In 2019, a significant part of the Belgian insurance sector was subject to a stress test consisting of two scenarios. The first scenario (Belgian Adverse) assessed the impact of a repricing of the Belgian sovereign debt on the solvency positions of insurers. The Belgian Adverse scenario consisted of three parts: 100 basis points increase of the OLO spread; 200 basis points increase of the OLO spread; and the Reverse stress, whereby the insurer has to determine the OLO spread increase at which its solvency ratio drops below 100%. The second scenario (Low Yield) assessed the impact of a continued decline in the risk-free rates on the solvency positions of insurers. The aim of the stress test was to assess the impact of OLO spread increase on the solvency of the largest Belgian insurers and to assess the functioning of the volatility adjustment mechanism, should an idiosyncratic OLO spread increase occur.

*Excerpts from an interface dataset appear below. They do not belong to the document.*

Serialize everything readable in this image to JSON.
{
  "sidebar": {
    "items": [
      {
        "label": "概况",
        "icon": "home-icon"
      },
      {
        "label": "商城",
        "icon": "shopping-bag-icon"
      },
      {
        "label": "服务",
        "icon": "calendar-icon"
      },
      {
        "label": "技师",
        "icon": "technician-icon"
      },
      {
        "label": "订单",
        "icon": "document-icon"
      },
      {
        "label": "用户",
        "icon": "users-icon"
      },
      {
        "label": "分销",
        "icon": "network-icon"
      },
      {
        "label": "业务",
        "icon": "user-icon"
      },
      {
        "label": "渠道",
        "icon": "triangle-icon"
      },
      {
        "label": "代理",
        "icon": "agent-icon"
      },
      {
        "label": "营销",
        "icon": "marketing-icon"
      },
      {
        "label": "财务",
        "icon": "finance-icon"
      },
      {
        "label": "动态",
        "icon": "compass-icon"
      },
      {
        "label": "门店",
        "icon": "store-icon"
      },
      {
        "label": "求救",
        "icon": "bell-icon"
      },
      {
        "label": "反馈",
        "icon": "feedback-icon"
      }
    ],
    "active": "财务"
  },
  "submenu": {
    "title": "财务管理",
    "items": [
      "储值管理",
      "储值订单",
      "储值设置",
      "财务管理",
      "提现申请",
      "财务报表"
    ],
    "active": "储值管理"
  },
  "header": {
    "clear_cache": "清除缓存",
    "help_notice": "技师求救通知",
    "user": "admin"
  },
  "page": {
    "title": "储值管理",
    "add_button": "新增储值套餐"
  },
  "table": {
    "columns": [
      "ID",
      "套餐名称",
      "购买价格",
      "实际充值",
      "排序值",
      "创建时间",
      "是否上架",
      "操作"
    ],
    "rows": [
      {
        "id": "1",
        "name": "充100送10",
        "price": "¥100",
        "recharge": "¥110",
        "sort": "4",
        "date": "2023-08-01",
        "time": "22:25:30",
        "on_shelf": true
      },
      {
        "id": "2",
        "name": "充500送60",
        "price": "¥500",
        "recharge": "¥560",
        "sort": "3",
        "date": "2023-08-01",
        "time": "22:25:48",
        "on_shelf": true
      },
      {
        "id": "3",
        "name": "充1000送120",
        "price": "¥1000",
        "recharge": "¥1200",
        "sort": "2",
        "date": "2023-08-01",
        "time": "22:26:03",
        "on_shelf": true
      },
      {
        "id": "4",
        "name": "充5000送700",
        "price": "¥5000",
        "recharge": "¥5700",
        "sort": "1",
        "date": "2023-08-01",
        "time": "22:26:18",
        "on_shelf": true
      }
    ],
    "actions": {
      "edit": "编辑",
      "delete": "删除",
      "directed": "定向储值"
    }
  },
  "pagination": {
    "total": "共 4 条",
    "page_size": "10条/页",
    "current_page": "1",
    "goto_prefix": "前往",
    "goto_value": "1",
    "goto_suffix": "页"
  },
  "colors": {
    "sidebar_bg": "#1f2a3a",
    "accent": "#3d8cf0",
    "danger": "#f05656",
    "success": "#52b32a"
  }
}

Keywords: Europe, EU, Belgium, Insurance, Stress Testing, Adverse Scenario, Low Yield Scenario, Volatility Adjustment, Belgian Sovereign Bond, OLO, NBB
Previous ArticleEBA Issues Opinion on Implementation of Deposit Guarantee Directive
The European Banking Authority (EBA) published its annual report on convergence of supervisory practices for 2021. Additionally, following a request from the European Commission (EC),
The European Commission (EC) has issued two letters mandating the European Supervisory Authorities (ESAs) to jointly propose amendments to the regulatory technical standards under Sustainable Finance Disclosure Regulation or SFDR.
The European Commission (EC) published a public consultation on the review of revised payment services directive (PSD2) and open finance.
The Farm Credit Administration published, in the Federal Register, the final rule on implementation of the Current Expected Credit Losses (CECL) methodology for allowances
The U.S. Securities and Exchange Commission (SEC) looks set to intensify focus on crypto-assets and cyber risk and extended the comment period on the proposed rules to enhance and standardize climate-related disclosures for investors.
The Australian Prudential Regulation Authority (APRA) announced reduction in the aggregate Committed Liquidity Facility and issued an update on the operational preparedness for zero and negative market interest rates.
The European Insurance and Occupational Pensions Authority (EIOPA) published a feedback statement on the responses received to the consultation on blockchain and smart contracts in insurance.
The Hong Kong Monetary Authority (HKMA) announced that the applicable jurisdictional countercyclical capital buffer (CCyB) ratio for Hong Kong remains unchanged at 1.0%
The Commission for the Financial Market (CMF) in Chile published capital adequacy ratios (as of February 2022, January 2022, and December 2021) for 17 banks and for the banking system.
The Prudential Regulation Authority (PRA) issued a statement on the European Banking Authority (EBA) guidelines on management of non-performing exposures (NPEs) and forborne exposures.